DM: The BEST thing by such a huge margin is watching other people’s shows. Especially when it’s someone you’ve worked with in a club but in Edinburgh they put on this amazing show with multimedia and other acts and just really take advantage of the full hour. This year I loved Phil Ellis’s show so much, and also think Ian Smith is criminally underrated.

CM: Can we talk a bit about your past? How did you get into stand up, and did you always want to do it?
DM: I got into stand-up at university, someone suggested that I should do it and I’ll never forgive him. I was a law student, all ready to go earn money and worry about business cards and all that American Psycho rubbish. I wasn’t dramatic or creative in any way really, so the idea of doing comedy never occurred to me. Australia isn’t like that culturally, the idea of being on stage isn’t suggested to us – unless it’s to accept a Best & Fairest award in sports, which is strongly encouraged.

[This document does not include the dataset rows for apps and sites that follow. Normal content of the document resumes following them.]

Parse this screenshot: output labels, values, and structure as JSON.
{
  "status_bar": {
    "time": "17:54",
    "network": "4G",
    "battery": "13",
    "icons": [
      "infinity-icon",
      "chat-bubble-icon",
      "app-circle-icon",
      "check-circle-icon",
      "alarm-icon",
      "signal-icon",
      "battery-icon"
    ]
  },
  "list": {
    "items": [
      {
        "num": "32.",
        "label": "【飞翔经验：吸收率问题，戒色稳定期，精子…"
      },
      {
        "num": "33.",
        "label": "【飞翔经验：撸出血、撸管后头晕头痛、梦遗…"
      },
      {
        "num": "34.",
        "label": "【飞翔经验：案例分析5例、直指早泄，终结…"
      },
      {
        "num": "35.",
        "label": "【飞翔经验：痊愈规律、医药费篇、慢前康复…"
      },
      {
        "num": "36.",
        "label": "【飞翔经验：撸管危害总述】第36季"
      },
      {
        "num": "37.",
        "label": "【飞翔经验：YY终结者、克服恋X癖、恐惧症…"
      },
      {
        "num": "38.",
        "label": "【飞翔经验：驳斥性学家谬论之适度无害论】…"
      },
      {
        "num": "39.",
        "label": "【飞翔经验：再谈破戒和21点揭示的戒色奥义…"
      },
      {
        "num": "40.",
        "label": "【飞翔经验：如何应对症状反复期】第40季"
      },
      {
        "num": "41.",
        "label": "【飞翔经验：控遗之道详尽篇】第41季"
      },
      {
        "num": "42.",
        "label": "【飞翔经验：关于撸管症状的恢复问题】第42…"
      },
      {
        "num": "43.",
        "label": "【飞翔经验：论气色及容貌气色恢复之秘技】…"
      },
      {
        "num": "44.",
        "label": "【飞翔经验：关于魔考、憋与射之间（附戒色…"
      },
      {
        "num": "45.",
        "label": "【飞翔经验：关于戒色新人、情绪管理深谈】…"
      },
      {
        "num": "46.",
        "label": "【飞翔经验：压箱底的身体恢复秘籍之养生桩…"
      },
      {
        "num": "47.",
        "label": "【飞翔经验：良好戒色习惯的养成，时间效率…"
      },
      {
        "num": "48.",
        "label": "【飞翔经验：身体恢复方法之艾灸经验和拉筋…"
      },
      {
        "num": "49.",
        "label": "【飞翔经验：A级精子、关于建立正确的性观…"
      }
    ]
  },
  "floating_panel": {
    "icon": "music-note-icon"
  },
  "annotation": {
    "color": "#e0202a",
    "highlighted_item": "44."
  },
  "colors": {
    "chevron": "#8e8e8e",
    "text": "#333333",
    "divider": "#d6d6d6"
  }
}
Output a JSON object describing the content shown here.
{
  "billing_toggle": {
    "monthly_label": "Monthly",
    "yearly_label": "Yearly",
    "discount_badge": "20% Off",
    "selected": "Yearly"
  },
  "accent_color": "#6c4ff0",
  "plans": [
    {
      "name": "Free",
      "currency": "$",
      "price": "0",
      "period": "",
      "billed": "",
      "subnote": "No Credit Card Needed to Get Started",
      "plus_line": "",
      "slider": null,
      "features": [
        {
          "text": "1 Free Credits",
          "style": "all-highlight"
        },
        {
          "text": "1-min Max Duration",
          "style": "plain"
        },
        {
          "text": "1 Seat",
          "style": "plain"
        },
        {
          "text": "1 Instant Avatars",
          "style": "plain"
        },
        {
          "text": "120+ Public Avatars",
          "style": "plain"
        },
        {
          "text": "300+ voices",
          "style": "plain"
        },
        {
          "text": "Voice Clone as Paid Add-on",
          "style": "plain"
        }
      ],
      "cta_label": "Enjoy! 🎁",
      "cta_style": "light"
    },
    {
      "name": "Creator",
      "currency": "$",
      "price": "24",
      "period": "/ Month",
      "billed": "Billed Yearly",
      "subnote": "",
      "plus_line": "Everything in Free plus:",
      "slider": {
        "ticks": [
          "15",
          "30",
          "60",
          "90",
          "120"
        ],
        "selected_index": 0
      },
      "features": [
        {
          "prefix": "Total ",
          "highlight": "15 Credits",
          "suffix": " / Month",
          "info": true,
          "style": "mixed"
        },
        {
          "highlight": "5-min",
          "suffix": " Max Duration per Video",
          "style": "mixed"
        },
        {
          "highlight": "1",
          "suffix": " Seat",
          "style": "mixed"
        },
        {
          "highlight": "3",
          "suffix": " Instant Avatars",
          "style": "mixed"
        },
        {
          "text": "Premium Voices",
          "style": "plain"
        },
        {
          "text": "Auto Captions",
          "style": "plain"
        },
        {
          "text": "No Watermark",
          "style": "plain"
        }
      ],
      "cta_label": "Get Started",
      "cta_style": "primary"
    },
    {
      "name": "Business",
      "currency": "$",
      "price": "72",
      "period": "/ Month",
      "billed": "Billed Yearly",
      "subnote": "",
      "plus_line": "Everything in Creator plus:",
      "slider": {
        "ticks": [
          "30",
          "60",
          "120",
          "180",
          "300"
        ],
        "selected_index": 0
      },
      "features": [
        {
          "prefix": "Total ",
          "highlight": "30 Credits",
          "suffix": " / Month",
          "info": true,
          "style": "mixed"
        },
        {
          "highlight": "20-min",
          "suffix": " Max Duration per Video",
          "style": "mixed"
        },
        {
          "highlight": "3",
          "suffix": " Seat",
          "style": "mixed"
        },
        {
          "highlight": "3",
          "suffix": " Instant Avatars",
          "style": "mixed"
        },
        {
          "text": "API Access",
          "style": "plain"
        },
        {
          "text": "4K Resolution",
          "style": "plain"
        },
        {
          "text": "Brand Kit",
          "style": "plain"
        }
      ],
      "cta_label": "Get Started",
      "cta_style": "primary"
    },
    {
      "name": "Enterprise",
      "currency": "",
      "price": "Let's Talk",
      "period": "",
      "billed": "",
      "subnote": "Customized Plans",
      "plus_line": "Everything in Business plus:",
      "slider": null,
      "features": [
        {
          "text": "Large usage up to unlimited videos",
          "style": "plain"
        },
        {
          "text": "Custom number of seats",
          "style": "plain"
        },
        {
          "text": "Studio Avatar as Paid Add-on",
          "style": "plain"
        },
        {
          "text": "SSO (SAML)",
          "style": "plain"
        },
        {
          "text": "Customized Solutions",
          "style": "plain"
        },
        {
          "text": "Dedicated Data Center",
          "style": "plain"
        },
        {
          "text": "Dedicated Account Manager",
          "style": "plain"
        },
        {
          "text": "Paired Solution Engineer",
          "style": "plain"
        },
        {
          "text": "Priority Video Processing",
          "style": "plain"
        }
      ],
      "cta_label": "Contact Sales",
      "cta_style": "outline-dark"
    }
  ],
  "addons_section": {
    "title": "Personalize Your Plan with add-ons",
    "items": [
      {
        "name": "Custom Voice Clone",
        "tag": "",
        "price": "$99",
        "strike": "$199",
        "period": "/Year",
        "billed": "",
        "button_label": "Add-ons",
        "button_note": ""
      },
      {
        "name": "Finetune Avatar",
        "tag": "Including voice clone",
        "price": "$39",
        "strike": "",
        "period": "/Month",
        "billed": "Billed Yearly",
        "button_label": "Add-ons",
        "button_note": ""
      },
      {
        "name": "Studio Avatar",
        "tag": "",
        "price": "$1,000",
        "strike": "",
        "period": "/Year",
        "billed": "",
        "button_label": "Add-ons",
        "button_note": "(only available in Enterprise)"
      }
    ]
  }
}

CM: Who are your influences as a comedian?
DM: Growing up I listened to Dave Chappelle & Chris Rock religiously, and Eddie Murphy obviously. Then when I got into stand-up more all the usual suspects: Patrice O’Neal, Bill Burr, Louis CK etc. All very American, I like their swagger.

CM: What aims or ambitions do you have for the future?
DM: Well I’ve got an interview podcast called ‘The Union Jack Off’ that I really enjoy doing, but I’d like to start a new one with a bit of a looser format that I can really grow. Also Australian TV sucks but our comedy scene is amazing with heaps of brilliant acts doing amazing things, so somehow helping to translate that on screen whether on TV or even online would be very cool.

CM: What’s coming up next for you after this?
DM: After Edinburgh I’m just back on the circuit working random British towns, got a few London encores lined up and then supporting Steve Hofstetter on his UK/European tour in November. After that, I’m headed back to Australia in December, so hoping to do some Australian festivals early next year before coming back here in 2020. Oh, and then I’m gonna get married because comedy isn’t everything.

Daniel Muggleton performed ‘Pimpin’ Ain’t Easy (But I Reckon it’s Easier for Straight, White Men?)’ at Laughing Horse @ The Counting House at Edinburgh Festival 2019.

Photo: Geoffrey Zhu